By Ashley Stahl, Originally Published in Forbes
Here are four common workplace anxieties and effective ways of coping with them.
1. Fear Of Public Speaking
Fear of public speaking is pretty common. So common, in fact, that there’s actually a name for it: glossophobia. And it’s no joke. For those who suffer from it, even the thought of speaking publicly (whether giving a speech in front of a large audience, or doing a PowerPoint presentation for a handful of colleagues) can cause excessive sweating, increased heart rate and blood pressure, and stiffening of muscles. It can be debilitating. People who experience it tend to shy away from jobs that involve an element of public speaking, which means they could be missing out on their ideal job or a big pay hike.
So what do to about it? The best way to address this anxiety is to attend a course on public speaking. There are plenty of reputable ones out there, one of the most well-known being Toastmasters International. There are also tons of highly-rated self-help books (Talk Like TED, No Sweat Public Speaking!, and Steal the Show, to name a few). If your fear of public speaking is severe, though, seeking medical treatment may be your best bet. Therapy and/or medication can help you overcome your fear.
2. Fear Of Asking Questions
As Lou Holtz says, “you’re either growing or you’re dying.” The decision to withdraw from asking questions paves the path to a slow career death.
Especially after starting a new position, it can be intimidating to ask questions at work. You want to give off a positive image and convince everyone that you’re as capable for the job as your resume proclaimed you to be. And while we all want a gold star sticker for being that knowledgeable employee who hits the ground running, part of being good at your job—any job—is constantly learning and growing. And who better to learn from than the talented employees around you?
Even if your instinct is to keep quiet at first, don’t be afraid to make inquiries of your colleagues. If you’re really worried about the impression it gives off, write the question down first and see if you can dig up an answer on your own, but don’t spend too much time on it. Set your ego aside for a minute and just aska co-worker, as that is likely the easiest and most direct method of getting an answer.
3. Giving—And Receiving—Criticism
Let’s be honest, no one likes to be criticized. Criticism is a main source of conflict in the workplace, which makes this an area that is ripe with tension and emotions. However, constructive criticism, when delivered properly, is one of the most effective methods of learning and growing professionally.
Accept criticism graciously. Don’t take it personally or get defensive. Stop and actually listen to what the deliverer is saying and take down some notes. Thank them for their insights and offer to follow up with them if you have any questions.
Take time to process everything before addressing it. Put your ego aside. Follow up with an explanation or an apology if appropriate,and offer to take steps to correct the situation. Put a plan into place to ensure the same thing won’t happen again.

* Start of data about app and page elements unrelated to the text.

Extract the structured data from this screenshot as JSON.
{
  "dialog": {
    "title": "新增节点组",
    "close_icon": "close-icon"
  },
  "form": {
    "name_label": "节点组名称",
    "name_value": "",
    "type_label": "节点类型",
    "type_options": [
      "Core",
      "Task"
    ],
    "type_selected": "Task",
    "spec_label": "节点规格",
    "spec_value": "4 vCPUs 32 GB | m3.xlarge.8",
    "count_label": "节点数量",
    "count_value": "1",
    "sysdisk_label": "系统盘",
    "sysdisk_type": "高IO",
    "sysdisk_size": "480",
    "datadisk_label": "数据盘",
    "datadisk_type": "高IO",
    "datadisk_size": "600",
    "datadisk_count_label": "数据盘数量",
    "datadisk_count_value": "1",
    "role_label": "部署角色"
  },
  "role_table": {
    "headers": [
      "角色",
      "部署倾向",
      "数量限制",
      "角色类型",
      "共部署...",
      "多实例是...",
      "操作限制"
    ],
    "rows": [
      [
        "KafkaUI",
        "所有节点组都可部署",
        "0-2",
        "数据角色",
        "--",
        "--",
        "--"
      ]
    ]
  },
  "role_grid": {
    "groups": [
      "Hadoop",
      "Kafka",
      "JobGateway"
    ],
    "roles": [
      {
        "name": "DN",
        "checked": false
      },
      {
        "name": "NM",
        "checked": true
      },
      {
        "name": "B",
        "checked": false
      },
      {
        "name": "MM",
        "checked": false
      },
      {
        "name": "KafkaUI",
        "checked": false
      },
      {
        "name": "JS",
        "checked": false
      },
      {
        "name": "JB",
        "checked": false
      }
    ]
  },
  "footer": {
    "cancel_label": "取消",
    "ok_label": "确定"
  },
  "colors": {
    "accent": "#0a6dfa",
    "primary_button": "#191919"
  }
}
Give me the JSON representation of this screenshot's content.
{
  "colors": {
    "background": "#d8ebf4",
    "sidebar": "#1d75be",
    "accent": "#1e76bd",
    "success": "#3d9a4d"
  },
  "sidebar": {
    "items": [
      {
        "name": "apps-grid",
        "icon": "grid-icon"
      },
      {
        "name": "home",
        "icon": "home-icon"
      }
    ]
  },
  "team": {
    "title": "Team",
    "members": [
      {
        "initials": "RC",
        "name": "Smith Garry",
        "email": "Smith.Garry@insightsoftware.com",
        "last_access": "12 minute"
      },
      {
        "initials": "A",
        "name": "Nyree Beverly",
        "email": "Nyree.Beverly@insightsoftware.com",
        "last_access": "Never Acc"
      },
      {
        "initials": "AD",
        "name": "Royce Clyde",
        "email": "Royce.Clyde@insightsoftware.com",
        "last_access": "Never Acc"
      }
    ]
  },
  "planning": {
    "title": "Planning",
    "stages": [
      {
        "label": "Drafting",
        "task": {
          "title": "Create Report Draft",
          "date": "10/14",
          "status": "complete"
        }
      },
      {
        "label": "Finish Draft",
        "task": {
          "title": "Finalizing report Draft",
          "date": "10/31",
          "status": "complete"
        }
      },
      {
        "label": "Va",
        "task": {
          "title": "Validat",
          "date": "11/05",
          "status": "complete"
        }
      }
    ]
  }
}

On the flip side, being a good leader means helping those who work for you become better at their jobs (NOTE: you can thrive even more when you don’t make it all about you), and they can only improve if they get solid feedback from you. Make sure you know the “do’s” and “don’ts” of delivering constructive criticism. Ask questions before diving in so that the discussion is two-sided and you understand your employee’s perspective first. Be specific about the issue at hand, and make sure to offer a solution. Be discreet about when and where you choose to have the discussion. You’ll only make the situation worse if you embarrass the person in front of their co-workers.Understand that different personalities react differently, so make sure to consider that in developing your approach.
4. Feeling Unworthy
We’ve all had those days. You messed up something at work, you missed a deadline, you got negative feedback from your boss.
You feel like a failure. You feel like you’ll never measure up.
Snap out of it! Resilience is everything, and there’s no reason to let a minor setback damage your self-worth. Low self-worth can kill your career, not to mention your salary. Be conscious of your self-talk. If you’re constantly telling yourself that you’re a failure, you’re bound to fail. More often than not, our fear of not being good enough or not feeling competent for the task at hand is completely unfounded. So give yourself a pep talk, watch a motivational video, and power on.
The first step to overcoming any anxiety is acknowledging it. I helped Shanelle recognize how much her lack of self-worth was stifling her career, and once she saw the impact it was having on her professional life—and the sabotage she was inflicting on herself— she committed to changing her outlook and her approach. She gradually worked on building her confidence and self-worth, and her investment in herself paid dividends…in the form of a $30,000 salary increase.
Quite the turnaround from being the girl who asked for a demotion for no reason, huh?
Take a moment to self-reflect. Are you letting a workplace anxiety rob you of what you truly deserve professionally? Whether it’s landing your dream job, developing a new skill set, or increasing your salary, don’t let your fears hold you back. Make a commitment to yourself to tackles your issues, use the tools available to you to conquer your fears, and kiss that workplace anxiety goodbye.